Happy Birthday, Harry Potter!
“Your mother died to save you. If there is one thing Voldemort cannot understand, it is love. He didn’t realize that love as powerful as your mother’s for you leaves its own mark. Not a scar, no visible sign . . . to have been loved so deeply, even though the person who loved is gone, will give us some protection forever. It is in your very skin. Quirrell, full of hatred, greed, and ambition, sharing his soul with Voldemort, could not touch you for this reason. It was agony to touch a person marked by something so good.” – Harry Potter and the Sorcerer’s Stone, by J.K. Rowling
by Bronwyn Skov
In the world of fiction and magic today would be Harry Potter’s 33rd birthday. It’s making quite a stir on social media so I thought I would jump on the bandwagon.
We began reading Rowling’s magical series to our sons when Arthur our oldest was 10; the same age Harry Potter was in the first book in which we are introduced to the boy condemned to live in the cupboard under the stairs of the horrible Dursleys on Privet Drive. Bedtime reading has been a generational experience in our family.
We read each of the Harry Potter books as they were released, which conveniently coincided with Arthur’s age being the same as Harry’s in each new volume. As the boys became better readers they themselves would take their own turns reading aloud in the kitchen while I prepared dinner, just to get a head start on the bedtime reading. We actually read all seven volumes aloud together, finishing the final chapters on Interstate 90 in Montana as we were driving Arthur to begin his first year at the University in Missoula.
But the transformational moment happened for me back at the beginning of our adventure together reading about Hogwarts.
Joren, my younger son, was seven years old when we began reading Rowling’s series. Joren has tremendous memorization skills and, even as a little guy, could quote his favorite passages to fill in his father about what had happened in the most recent bedtime reading installment. The passage I have inserted at the top of this post was one of those verbatim pronouncements that he made in the living room. It’s the moment in the final chapter of the first book that helps us understand the gifts and strengths Harry possesses to help balance all that he has lacked in his childhood.
Albus Dumbledore is explaining to Harry Potter why Voldemort couldn’t kill him as a baby and why he still can’t kill him now. Joren’s mind captured this concept like a steel trap, reassured at the tender age of seven, that the love of a parent was not to be taken for granted or ignored. He was clearly reassured by this explanation from the beloved professor after the trauma and drama of Harry’s scary encounter with the Dark Lord.
We talked about it a lot.
Fast forward about a week from our finishing The Sorcerer’s Stone. Joren, a second grader, came down stairs wearing his bright blue sweatshirt with large white letters across the chest asking “Have you hugged an Episcopalian today?” We live in a predominantly Lutheran and Catholic Minnesota town.
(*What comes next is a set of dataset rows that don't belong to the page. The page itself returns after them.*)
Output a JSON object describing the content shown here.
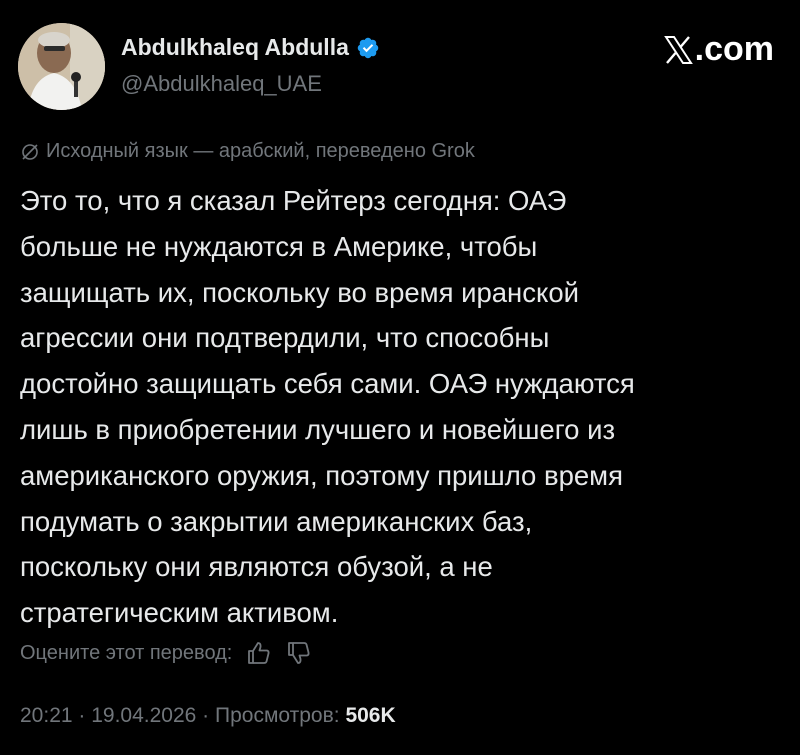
{
  "site": {
    "logo_text": ".com"
  },
  "author": {
    "display_name": "Abdulkhaleq Abdulla",
    "handle": "@Abdulkhaleq_UAE",
    "verified": true,
    "verified_color": "#1d9bf0"
  },
  "translation": {
    "note": "Исходный язык — арабский, переведено Grok",
    "icon": "globe-icon"
  },
  "tweet": {
    "lines": [
      "Это то, что я сказал Рейтерз сегодня: ОАЭ",
      "больше не нуждаются в Америке, чтобы",
      "защищать их, поскольку во время иранской",
      "агрессии они подтвердили, что способны",
      "достойно защищать себя сами. ОАЭ нуждаются",
      "лишь в приобретении лучшего и новейшего из",
      "американского оружия, поэтому пришло время",
      "подумать о закрытии американских баз,",
      "поскольку они являются обузой, а не",
      "стратегическим активом."
    ]
  },
  "rating": {
    "label": "Оцените этот перевод:",
    "thumbs_up_icon": "thumbs-up-icon",
    "thumbs_down_icon": "thumbs-down-icon"
  },
  "meta": {
    "time": "20:21",
    "separator": " · ",
    "date": "19.04.2026",
    "views_label": "Просмотров:",
    "views_count": "506K"
  },
  "colors": {
    "background": "#000000",
    "text": "#e7e9ea",
    "secondary": "#71767b"
  }
}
The Episcopal Church may be the oldest congregation here on the banks of the Mississippi, but we are certainly not the best known. I was worried that my tender-hearted little man might get teased at school for wearing a sweatshirt with an unpronounceable and incomprehensible word from the perspective of his classmates. Episco-WHAT?!? So I posed a question to him over breakfast. “What will you say if someone asks you what is an Episcopalian?”
Joren gazed out the window for a moment and then confidently proclaimed, “I will tell them an Episcopalian is a special kind of Christian protected by love.”
Amen to that! I knew he would be just fine. And that moment helped me as a mother and a youth minister recognize the value of doing everything I can, all the time, to cast light on how the Gospel is present in our everyday lives; in arts and literature, in story and action, in living and breathing. The Gospel is in our very skin as baptized followers of Jesus.
I’ve included some more Harry Potter links below if you would like to explore just a few of the ways Episcopalians and Christians have employed Rowling’s writing to help teach and preach the Good News. Have fun with them and please feel free to add others in the comments.
Happy Birthday, Harry Potter!
Links related to Harry Potter:
- Teaching Theology with Harry Potter, from the blog There and (Almost) Back Again
- Harry Pottery Christian Theology, from the Huffington Post
- Jesus and Harry Potter, from the Rows of Sharon blog
- The Gospel According Harry Potter, book by Connie Neal and Samuel Parvin